• **DESCRIPTION OF THE TASK**
Output the data below in full, character for character.

Segment Start: EXERCISE INPUTS

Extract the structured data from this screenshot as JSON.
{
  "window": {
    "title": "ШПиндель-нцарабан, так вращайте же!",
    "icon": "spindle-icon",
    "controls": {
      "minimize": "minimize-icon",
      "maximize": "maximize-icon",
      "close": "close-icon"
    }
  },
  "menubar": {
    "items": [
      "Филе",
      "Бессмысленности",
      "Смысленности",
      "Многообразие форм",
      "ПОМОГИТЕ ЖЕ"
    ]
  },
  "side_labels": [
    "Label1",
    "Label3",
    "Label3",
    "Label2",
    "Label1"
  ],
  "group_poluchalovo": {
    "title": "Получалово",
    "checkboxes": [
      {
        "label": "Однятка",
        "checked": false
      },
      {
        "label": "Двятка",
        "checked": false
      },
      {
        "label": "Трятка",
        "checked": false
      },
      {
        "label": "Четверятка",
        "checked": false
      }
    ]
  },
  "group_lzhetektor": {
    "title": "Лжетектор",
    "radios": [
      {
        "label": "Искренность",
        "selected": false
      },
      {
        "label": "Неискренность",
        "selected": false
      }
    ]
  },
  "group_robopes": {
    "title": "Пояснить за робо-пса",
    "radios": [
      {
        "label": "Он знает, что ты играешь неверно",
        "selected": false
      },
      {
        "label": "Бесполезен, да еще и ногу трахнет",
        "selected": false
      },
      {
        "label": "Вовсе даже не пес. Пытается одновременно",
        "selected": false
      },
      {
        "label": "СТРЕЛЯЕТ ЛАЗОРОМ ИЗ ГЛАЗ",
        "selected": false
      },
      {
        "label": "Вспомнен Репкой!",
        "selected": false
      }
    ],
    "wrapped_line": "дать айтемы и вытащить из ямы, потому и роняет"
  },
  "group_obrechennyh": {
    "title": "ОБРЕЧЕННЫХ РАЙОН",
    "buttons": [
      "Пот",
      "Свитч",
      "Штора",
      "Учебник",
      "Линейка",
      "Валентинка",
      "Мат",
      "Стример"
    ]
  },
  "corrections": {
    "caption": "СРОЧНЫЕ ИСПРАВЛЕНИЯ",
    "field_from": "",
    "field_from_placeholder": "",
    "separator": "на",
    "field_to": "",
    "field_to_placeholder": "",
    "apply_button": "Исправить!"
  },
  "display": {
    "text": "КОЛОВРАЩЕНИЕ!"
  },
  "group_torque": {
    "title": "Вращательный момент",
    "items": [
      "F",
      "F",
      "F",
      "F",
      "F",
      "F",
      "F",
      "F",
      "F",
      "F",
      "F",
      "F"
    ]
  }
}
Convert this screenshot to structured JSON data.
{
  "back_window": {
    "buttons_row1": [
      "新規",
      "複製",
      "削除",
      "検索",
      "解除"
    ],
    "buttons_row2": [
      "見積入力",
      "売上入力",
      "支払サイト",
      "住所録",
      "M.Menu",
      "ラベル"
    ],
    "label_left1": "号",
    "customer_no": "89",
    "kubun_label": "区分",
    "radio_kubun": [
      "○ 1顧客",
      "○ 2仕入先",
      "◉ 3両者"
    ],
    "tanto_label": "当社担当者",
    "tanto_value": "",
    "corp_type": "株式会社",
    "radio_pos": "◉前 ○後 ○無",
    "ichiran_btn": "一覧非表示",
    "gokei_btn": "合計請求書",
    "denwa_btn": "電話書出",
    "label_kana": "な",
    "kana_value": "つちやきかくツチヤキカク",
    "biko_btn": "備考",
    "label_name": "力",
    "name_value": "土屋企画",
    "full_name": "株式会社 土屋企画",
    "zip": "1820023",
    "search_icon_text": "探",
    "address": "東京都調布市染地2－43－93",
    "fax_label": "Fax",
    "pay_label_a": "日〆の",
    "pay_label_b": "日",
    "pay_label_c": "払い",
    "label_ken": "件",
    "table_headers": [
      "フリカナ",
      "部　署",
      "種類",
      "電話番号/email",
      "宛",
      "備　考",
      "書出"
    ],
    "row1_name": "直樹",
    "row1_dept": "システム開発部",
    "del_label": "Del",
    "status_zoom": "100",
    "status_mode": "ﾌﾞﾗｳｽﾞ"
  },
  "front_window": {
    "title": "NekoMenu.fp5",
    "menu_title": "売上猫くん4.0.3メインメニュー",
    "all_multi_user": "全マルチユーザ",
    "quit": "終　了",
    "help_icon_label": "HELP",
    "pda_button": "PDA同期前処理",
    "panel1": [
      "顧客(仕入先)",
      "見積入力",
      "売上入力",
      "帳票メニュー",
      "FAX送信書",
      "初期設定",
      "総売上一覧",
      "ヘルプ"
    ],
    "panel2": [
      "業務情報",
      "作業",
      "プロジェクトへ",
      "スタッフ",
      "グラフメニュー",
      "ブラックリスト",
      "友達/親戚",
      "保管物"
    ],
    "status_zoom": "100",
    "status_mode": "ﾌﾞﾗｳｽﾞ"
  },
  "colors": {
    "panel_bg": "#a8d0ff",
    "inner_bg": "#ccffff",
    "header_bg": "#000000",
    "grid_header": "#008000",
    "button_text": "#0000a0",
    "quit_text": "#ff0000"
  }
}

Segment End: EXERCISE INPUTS

• **EXERCISE ANSWER**
Extract the structured data from this screenshot as JSON.
{
  "window": {
    "title": "ШПиндель-нцарабан, так вращайте же!",
    "icon": "spindle-icon",
    "controls": {
      "minimize": "minimize-icon",
      "maximize": "maximize-icon",
      "close": "close-icon"
    }
  },
  "menubar": {
    "items": [
      "Филе",
      "Бессмысленности",
      "Смысленности",
      "Многообразие форм",
      "ПОМОГИТЕ ЖЕ"
    ]
  },
  "side_labels": [
    "Label1",
    "Label3",
    "Label3",
    "Label2",
    "Label1"
  ],
  "group_poluchalovo": {
    "title": "Получалово",
    "checkboxes": [
      {
        "label": "Однятка",
        "checked": false
      },
      {
        "label": "Двятка",
        "checked": false
      },
      {
        "label": "Трятка",
        "checked": false
      },
      {
        "label": "Четверятка",
        "checked": false
      }
    ]
  },
  "group_lzhetektor": {
    "title": "Лжетектор",
    "radios": [
      {
        "label": "Искренность",
        "selected": false
      },
      {
        "label": "Неискренность",
        "selected": false
      }
    ]
  },
  "group_robopes": {
    "title": "Пояснить за робо-пса",
    "radios": [
      {
        "label": "Он знает, что ты играешь неверно",
        "selected": false
      },
      {
        "label": "Бесполезен, да еще и ногу трахнет",
        "selected": false
      },
      {
        "label": "Вовсе даже не пес. Пытается одновременно",
        "selected": false
      },
      {
        "label": "СТРЕЛЯЕТ ЛАЗОРОМ ИЗ ГЛАЗ",
        "selected": false
      },
      {
        "label": "Вспомнен Репкой!",
        "selected": false
      }
    ],
    "wrapped_line": "дать айтемы и вытащить из ямы, потому и роняет"
  },
  "group_obrechennyh": {
    "title": "ОБРЕЧЕННЫХ РАЙОН",
    "buttons": [
      "Пот",
      "Свитч",
      "Штора",
      "Учебник",
      "Линейка",
      "Валентинка",
      "Мат",
      "Стример"
    ]
  },
  "corrections": {
    "caption": "СРОЧНЫЕ ИСПРАВЛЕНИЯ",
    "field_from": "",
    "field_from_placeholder": "",
    "separator": "на",
    "field_to": "",
    "field_to_placeholder": "",
    "apply_button": "Исправить!"
  },
  "display": {
    "text": "КОЛОВРАЩЕНИЕ!"
  },
  "group_torque": {
    "title": "Вращательный момент",
    "items": [
      "F",
      "F",
      "F",
      "F",
      "F",
      "F",
      "F",
      "F",
      "F",
      "F",
      "F",
      "F"
    ]
  }
}
Convert this screenshot to structured JSON data.
{
  "back_window": {
    "buttons_row1": [
      "新規",
      "複製",
      "削除",
      "検索",
      "解除"
    ],
    "buttons_row2": [
      "見積入力",
      "売上入力",
      "支払サイト",
      "住所録",
      "M.Menu",
      "ラベル"
    ],
    "label_left1": "号",
    "customer_no": "89",
    "kubun_label": "区分",
    "radio_kubun": [
      "○ 1顧客",
      "○ 2仕入先",
      "◉ 3両者"
    ],
    "tanto_label": "当社担当者",
    "tanto_value": "",
    "corp_type": "株式会社",
    "radio_pos": "◉前 ○後 ○無",
    "ichiran_btn": "一覧非表示",
    "gokei_btn": "合計請求書",
    "denwa_btn": "電話書出",
    "label_kana": "な",
    "kana_value": "つちやきかくツチヤキカク",
    "biko_btn": "備考",
    "label_name": "力",
    "name_value": "土屋企画",
    "full_name": "株式会社 土屋企画",
    "zip": "1820023",
    "search_icon_text": "探",
    "address": "東京都調布市染地2－43－93",
    "fax_label": "Fax",
    "pay_label_a": "日〆の",
    "pay_label_b": "日",
    "pay_label_c": "払い",
    "label_ken": "件",
    "table_headers": [
      "フリカナ",
      "部　署",
      "種類",
      "電話番号/email",
      "宛",
      "備　考",
      "書出"
    ],
    "row1_name": "直樹",
    "row1_dept": "システム開発部",
    "del_label": "Del",
    "status_zoom": "100",
    "status_mode": "ﾌﾞﾗｳｽﾞ"
  },
  "front_window": {
    "title": "NekoMenu.fp5",
    "menu_title": "売上猫くん4.0.3メインメニュー",
    "all_multi_user": "全マルチユーザ",
    "quit": "終　了",
    "help_icon_label": "HELP",
    "pda_button": "PDA同期前処理",
    "panel1": [
      "顧客(仕入先)",
      "見積入力",
      "売上入力",
      "帳票メニュー",
      "FAX送信書",
      "初期設定",
      "総売上一覧",
      "ヘルプ"
    ],
    "panel2": [
      "業務情報",
      "作業",
      "プロジェクトへ",
      "スタッフ",
      "グラフメニュー",
      "ブラックリスト",
      "友達/親戚",
      "保管物"
    ],
    "status_zoom": "100",
    "status_mode": "ﾌﾞﾗｳｽﾞ"
  },
  "colors": {
    "panel_bg": "#a8d0ff",
    "inner_bg": "#ccffff",
    "header_bg": "#000000",
    "grid_header": "#008000",
    "button_text": "#0000a0",
    "quit_text": "#ff0000"
  }
}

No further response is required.